In 2000 Michael Medcalf, a dancer originally from Cleveland (in the first graduating class of Cleveland School of the Arts) returned to his hometown to develop his own company, Cleveland Contemporary Dance Theatre. Michael studied extensively in Philadelphia and New York and had a professional career with Cleo Parker Robinson Dance in Denver, Colorado. In 2004 Cleveland Contemporary Dance Theatre became the resident company at Karamu House. During the years of the residency, until 2009, the company conducted classes and the dance vibrancy returned to Karamu. It was at the invitation of Michael that Dianne McIntyre researched and choreographed "Daughter of a Buffalo Soldier" the life of Marjorie Witt Johnson. It was performed at Karamu in 2005. Ms. Johnson and some of the original members of the Karamu dancers were in attendance. Photos in the lobby were of the original group - some from Life Magazine and others found from the 1930s. Ms. Johnson passed away in 2007 at the age of 97.
Dianne McIntyre took modern dance classes as a child in an after-school program. Her teacher was Virginia Dryansky, a Karamu Dancer. She continued studying with her and her ballet teacher, Elaine Gibbs Redmond. Over the years, though living in New York, she choreographed, directed and performed numerous times at Karamu. Since her return to Cleveland in 2003, Dianne has been a part of productions and dance events at Karamu.
Over its 106 years, Karamu has cultivated a well-deserved reputation for nurturing African American performing and visual artists. Today, Karamu continues to produce professional theatre, provide arts education and present community programs for all people while honoring the African American experience.
- Karamu House founded as a neighborhood settlement house
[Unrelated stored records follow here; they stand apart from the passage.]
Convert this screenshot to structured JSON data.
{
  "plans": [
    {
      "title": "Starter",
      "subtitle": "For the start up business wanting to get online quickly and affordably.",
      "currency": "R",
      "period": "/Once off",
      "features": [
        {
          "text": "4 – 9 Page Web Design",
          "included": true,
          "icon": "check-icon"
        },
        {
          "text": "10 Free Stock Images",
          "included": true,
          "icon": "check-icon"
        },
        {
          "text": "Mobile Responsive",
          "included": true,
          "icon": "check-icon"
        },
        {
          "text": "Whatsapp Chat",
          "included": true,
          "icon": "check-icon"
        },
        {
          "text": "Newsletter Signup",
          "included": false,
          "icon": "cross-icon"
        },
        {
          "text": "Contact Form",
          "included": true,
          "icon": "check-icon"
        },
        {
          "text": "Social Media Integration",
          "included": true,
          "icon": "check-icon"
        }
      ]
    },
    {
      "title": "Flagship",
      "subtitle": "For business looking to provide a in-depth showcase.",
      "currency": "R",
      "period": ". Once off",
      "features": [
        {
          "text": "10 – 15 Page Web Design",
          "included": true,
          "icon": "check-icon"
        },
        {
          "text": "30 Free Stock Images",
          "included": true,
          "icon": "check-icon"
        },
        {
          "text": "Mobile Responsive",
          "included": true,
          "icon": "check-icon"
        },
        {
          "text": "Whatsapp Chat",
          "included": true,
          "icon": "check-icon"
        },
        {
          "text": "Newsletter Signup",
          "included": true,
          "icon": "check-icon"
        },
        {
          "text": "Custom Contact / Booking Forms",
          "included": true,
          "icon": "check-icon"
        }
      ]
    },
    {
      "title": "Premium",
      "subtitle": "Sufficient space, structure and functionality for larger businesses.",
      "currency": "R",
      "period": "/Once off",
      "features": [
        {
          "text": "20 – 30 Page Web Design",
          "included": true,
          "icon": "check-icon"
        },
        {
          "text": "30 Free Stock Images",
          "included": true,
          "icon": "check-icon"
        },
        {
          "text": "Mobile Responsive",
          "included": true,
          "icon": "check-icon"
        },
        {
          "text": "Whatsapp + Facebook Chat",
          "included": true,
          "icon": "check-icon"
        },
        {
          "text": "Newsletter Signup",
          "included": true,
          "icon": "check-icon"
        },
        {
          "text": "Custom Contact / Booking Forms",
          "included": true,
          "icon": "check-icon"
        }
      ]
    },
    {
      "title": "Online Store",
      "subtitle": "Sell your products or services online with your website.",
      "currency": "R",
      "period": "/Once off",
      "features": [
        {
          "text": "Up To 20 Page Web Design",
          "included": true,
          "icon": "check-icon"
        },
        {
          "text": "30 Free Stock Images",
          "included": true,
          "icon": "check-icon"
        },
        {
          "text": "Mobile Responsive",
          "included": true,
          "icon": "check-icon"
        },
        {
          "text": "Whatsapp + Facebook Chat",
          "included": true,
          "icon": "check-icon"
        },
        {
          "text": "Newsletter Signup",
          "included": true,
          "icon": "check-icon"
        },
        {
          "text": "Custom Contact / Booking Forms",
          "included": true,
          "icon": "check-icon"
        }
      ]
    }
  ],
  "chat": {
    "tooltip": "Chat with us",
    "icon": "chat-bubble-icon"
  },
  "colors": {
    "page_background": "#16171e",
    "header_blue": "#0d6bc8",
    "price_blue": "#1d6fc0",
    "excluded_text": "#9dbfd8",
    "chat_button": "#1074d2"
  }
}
- Marjorie Witt Johnson started the first Karamu Dancers.
- The Karamu Dancers performed at the World's Fair in New York to much acclaim and the company was photographed by Life Magazine and the brilliant images appeared in a 1940's issue of the magazine.
- Karamu Concert Dancers came under the direction of Eleanor Frampton who had taught dance previously at the Cleveland Institute of Music.
- Joan Hartshorne who had been a dancer with Jose Limon became the director of the Karamu Dancers. She remained so until 1981.
- Marjorie Witt Johnson, together with Karamu artistic director Linda Thomas Jones, founded the Imani African American Dance Co., a troupe which danced to West African music, reminiscent of the original Karamu Dancers.
- Michael Medcalf, a dancer originally from Cleveland (in the first graduating class of Cleveland School of the Arts) returned to his hometown to develop his own company, Cleveland Contemporary Dance Theatre.
- Cleveland Contemporary Dance Theatre became the resident company at Karamu House.
- Dianne McIntyre was invited by Michael to research and choreograph "Daughter of a Buffalo Soldier" the life of Marjorie Witt Johnson. It was performed at Karamu in 2005.
- Ms. Johnson passed away at the age of 97.